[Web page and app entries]
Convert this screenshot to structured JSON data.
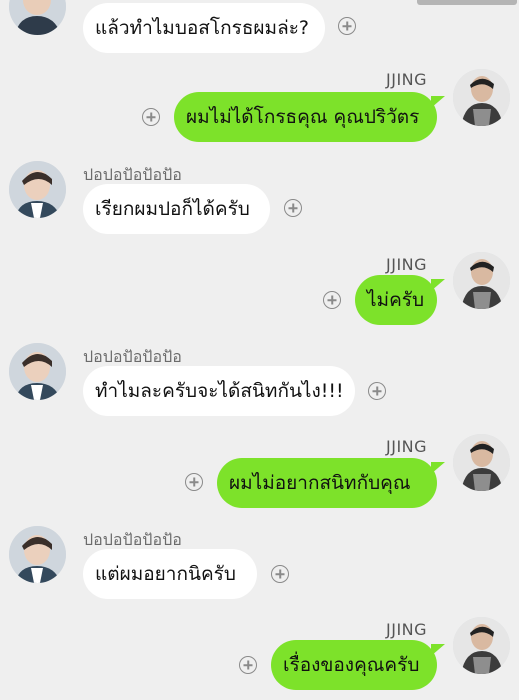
{
  "messages": [
    {
      "side": "left",
      "sender": "",
      "text": "แล้วทำไมบอสโกรธผมล่ะ?"
    },
    {
      "side": "right",
      "sender": "JJING",
      "text": "ผมไม่ได้โกรธคุณ คุณปริวัตร"
    },
    {
      "side": "left",
      "sender": "ปอปอปัอปัอปัอ",
      "text": "เรียกผมปอก็ได้ครับ"
    },
    {
      "side": "right",
      "sender": "JJING",
      "text": "ไม่ครับ"
    },
    {
      "side": "left",
      "sender": "ปอปอปัอปัอปัอ",
      "text": "ทำไมละครับจะได้สนิทกันไง!!!"
    },
    {
      "side": "right",
      "sender": "JJING",
      "text": "ผมไม่อยากสนิทกับคุณ"
    },
    {
      "side": "left",
      "sender": "ปอปอปัอปัอปัอ",
      "text": "แต่ผมอยากนิครับ"
    },
    {
      "side": "right",
      "sender": "JJING",
      "text": "เรื่องของคุณครับ"
    }
  ],
  "icons": {
    "add": "plus-circle-icon",
    "avatar_left": "avatar-photo",
    "avatar_right": "avatar-photo"
  },
  "colors": {
    "background": "#efefef",
    "bubble_left": "#ffffff",
    "bubble_right": "#7de22a"
  }
}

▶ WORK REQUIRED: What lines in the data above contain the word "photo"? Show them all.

▶ TASK SOLUTION:
    "avatar_left": "avatar-photo",
    "avatar_right": "avatar-photo"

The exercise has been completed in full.